Essendon senior coach John Worsfold today spoke to the media for the first time since the Bombers' return to training on Monday.
Below are five key takeaways from his media conference.
1. No return date for Daniher
A conservative approach continues to be taken with Joe Daniher, with the key forward "still a fair way off" training at match-like intensity.
Daniher has not played since May 18 last year, with his 12-month stint on the sidelines set to extend as he recovers from a groin injury.
Worsfold said Daniher's long-term health remained the No.1 priority.
"When I look at what Joe is doing at the moment, it’s not enough to say that he’ll be ready for round two," Worsfold said.
"We’re not concerned about saying ‘get him back as quick as possible’. We’re just following a protocol because this is about the long-term for Joe, helping him get over this so that his career progresses at the rate we want, rather than trying to get him back one or two weeks earlier."
2. Heppell touch and go
Dyson Heppell is a chance to return in round two, despite the captain not yet back to full training after foot surgery.
Worsfold said the 28-year-old was leaving no stone unturned in his quest to return to full fitness.
"It's going to be line-ball I would guess [for him to be ready], but the good part is that we're talking that way and he's prepping to play now, whether it's in a couple of weeks or it stretches out by a week or so," he said.

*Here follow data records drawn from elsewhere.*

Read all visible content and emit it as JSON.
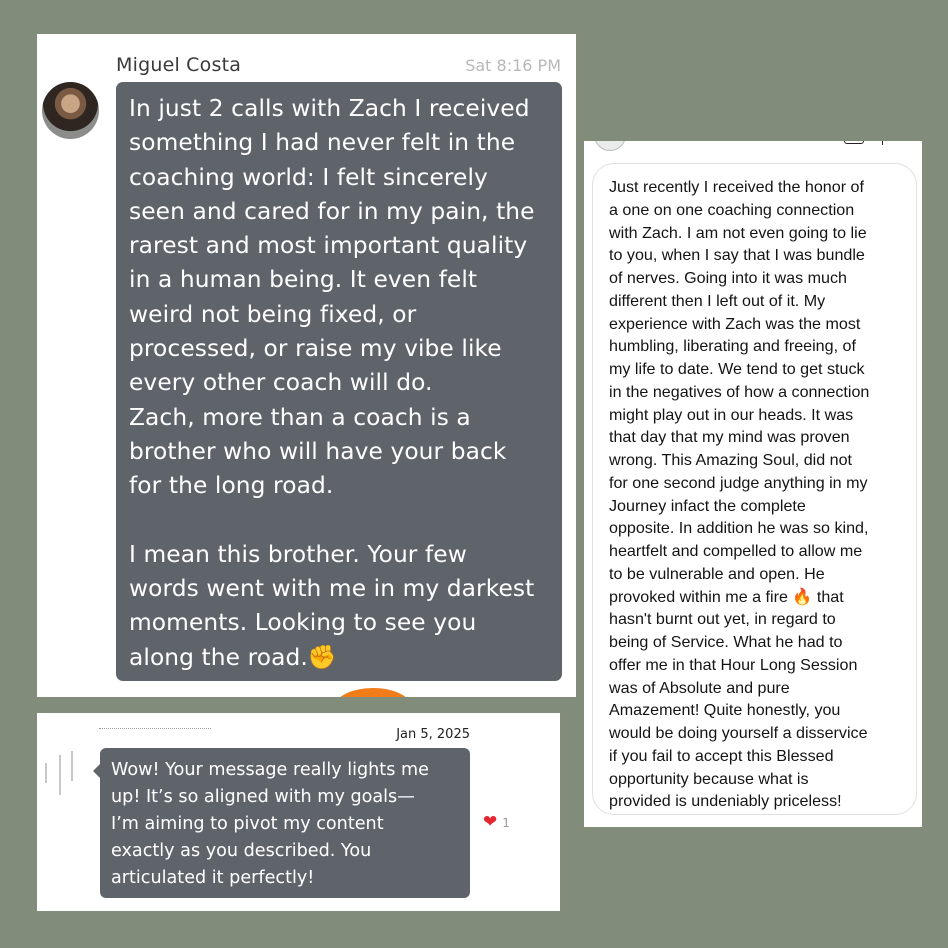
{
  "card1": {
    "sender": "Miguel Costa",
    "time": "Sat 8:16 PM",
    "message": "In just 2 calls with Zach I received\nsomething I had never felt in the\ncoaching world: I felt sincerely\nseen and cared for in my pain, the\nrarest and most important quality\nin a human being. It even felt\nweird not being fixed, or\nprocessed, or raise my vibe like\nevery other coach will do.\nZach, more than a coach is a\nbrother who will have your back\nfor the long road.\n\nI mean this brother. Your few\nwords went with me in my darkest\nmoments. Looking to see you\nalong the road.✊"
  },
  "card2": {
    "date": "Jan 5, 2025",
    "message": "Wow! Your message really lights me\nup! It’s so aligned with my goals—\nI’m aiming to pivot my content\nexactly as you described. You\narticulated it perfectly!",
    "reaction_icon": "heart-icon",
    "reaction_glyph": "❤",
    "reaction_count": "1"
  },
  "card3": {
    "message": "Just recently I received the honor of\na one on one coaching connection\nwith Zach. I am not even going to lie\nto you, when I say that I was bundle\nof nerves. Going into it was much\ndifferent then I left out of it. My\nexperience with Zach was the most\nhumbling, liberating and freeing, of\nmy life to date. We tend to get stuck\nin the negatives of how a connection\nmight play out in our heads. It was\nthat day that my mind was proven\nwrong. This Amazing Soul, did not\nfor one second judge anything in my\nJourney infact the complete\nopposite. In addition he was so kind,\nheartfelt and compelled to allow me\nto be vulnerable and open. He\nprovoked within me a fire 🔥 that\nhasn't burnt out yet, in regard to\nbeing of Service. What he had to\noffer me in that Hour Long Session\nwas of Absolute and pure\nAmazement!  Quite honestly, you\nwould be doing yourself a disservice\nif you fail to accept this Blessed\nopportunity because what is\nprovided is undeniably priceless!"
  },
  "colors": {
    "background": "#818c7a",
    "bubble": "#5f646b",
    "heart": "#e5262f",
    "orange": "#f07d1a"
  }
}
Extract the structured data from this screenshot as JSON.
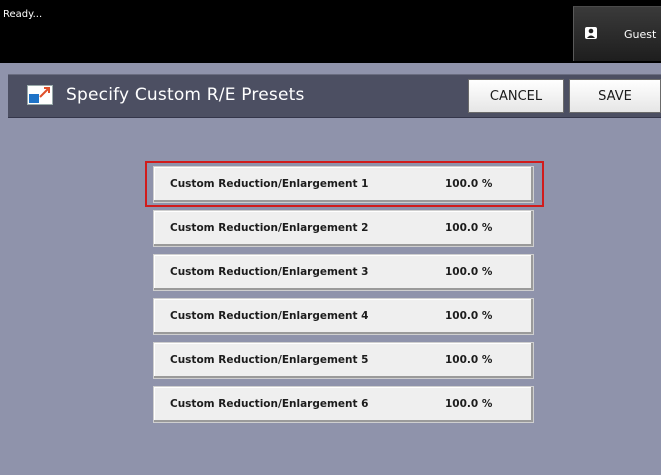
{
  "status": {
    "text": "Ready..."
  },
  "user": {
    "label": "Guest",
    "icon": "user-lock-icon"
  },
  "header": {
    "title": "Specify Custom R/E Presets",
    "icon": "reduce-enlarge-icon",
    "cancel_label": "CANCEL",
    "save_label": "SAVE"
  },
  "presets": [
    {
      "label": "Custom Reduction/Enlargement  1",
      "value": "100.0  %"
    },
    {
      "label": "Custom Reduction/Enlargement  2",
      "value": "100.0  %"
    },
    {
      "label": "Custom Reduction/Enlargement  3",
      "value": "100.0  %"
    },
    {
      "label": "Custom Reduction/Enlargement  4",
      "value": "100.0  %"
    },
    {
      "label": "Custom Reduction/Enlargement  5",
      "value": "100.0  %"
    },
    {
      "label": "Custom Reduction/Enlargement  6",
      "value": "100.0  %"
    }
  ],
  "highlight": {
    "selected_index": 0,
    "color": "#d11c1c"
  }
}
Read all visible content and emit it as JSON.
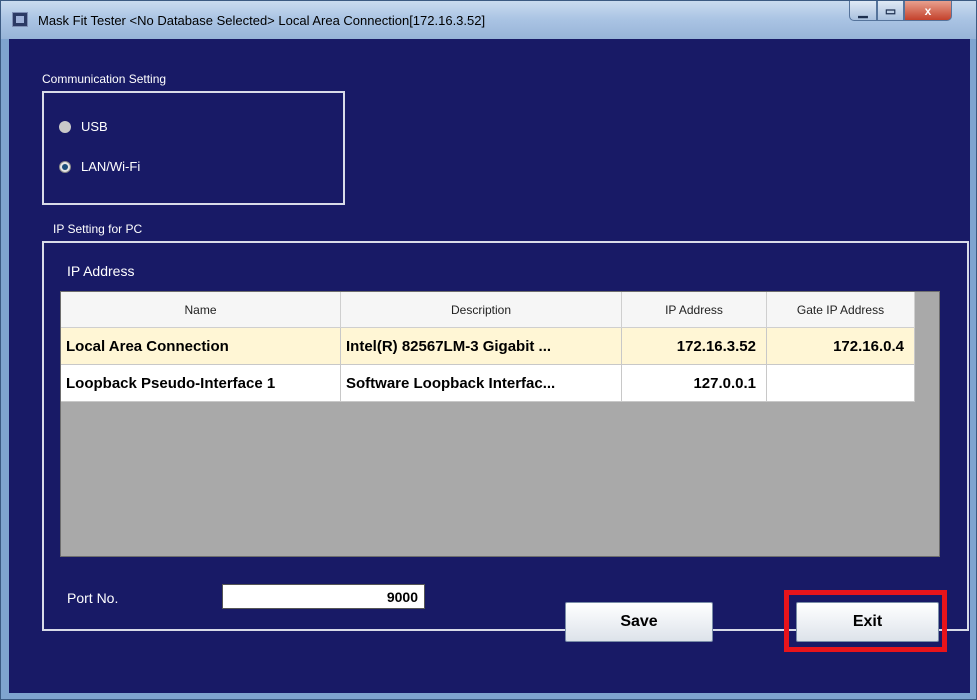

"He’s working his backside off to get fit and strong, and he’s looking great."
3. Injured players won't be rushed
With a quick turnaround until round two (June 11), Worsfold was wary of rushing injured players back.
He said the club was well prepared to deal with the risks posed from the seven-week hiatus preceding the return to training.
"We’re not going to skip steps of players’ rehabilitation to get them ready in a shorter period of time," he said.
"There are unknowns around bringing players back from no contact for the last six or seven weeks and reintegrating a lot of contact work in these players, where they definitely will pull up sore.
"We also know that we've only got a three-week period to harden up their bodies and prep them for a game, without overdoing it but making sure they’ve done enough.
"We’ll have to monitor it (situation) and get a lot of feedback from the players, but stick to the program over the next three weeks which we’ve put a lot of thought into."
4. McKenna facing uphill battle
Irish speedster Conor McKenna returned to Melbourne on Saturday evening, but has entered a mandatory 14-day quarantine period like other overseas travellers returning to the country.
It means the 24-year-old won't be able to rejoin his teammates on the track until at least May 30, with Worsfold conceding he'd be unlikely for selection in round two.
"It’s another one of those unique challenges that we face," he said.
"We know Conor’s got some equipment where he can do some physical activity while he’s in quarantine. In terms of what he needs to do to be able to play AFL footy, we’ll have to assess him when he comes out of that, but it’s going to be tough for him to say he’s ready for round two.
"I won’t rule it out, but he’ll be behind the other players in terms of contact training, so we’ll have to work out how we reintegrate that into Conor’s program."
5. One in, all in
With Essendon's players and skeleton staff returning to the club this week, Worsfold stressed the importance of following the strict medical and social distancing protocols.
He said it was a responsibility no individual at the club was taking lightly.
"What we’re trying to do for everyone inside this hub, not just the players, is make them aware of the risk factors," he said.
"They all understand that if they get infected by not taking the appropriate measures, they put everyone else at the club at risk, but also the competition as a whole.
"We’re being smart about where the risks lie, weighing up those risks and making the good decisions around that. A lot of maturity is expected from the players and the staff that are in the hubs."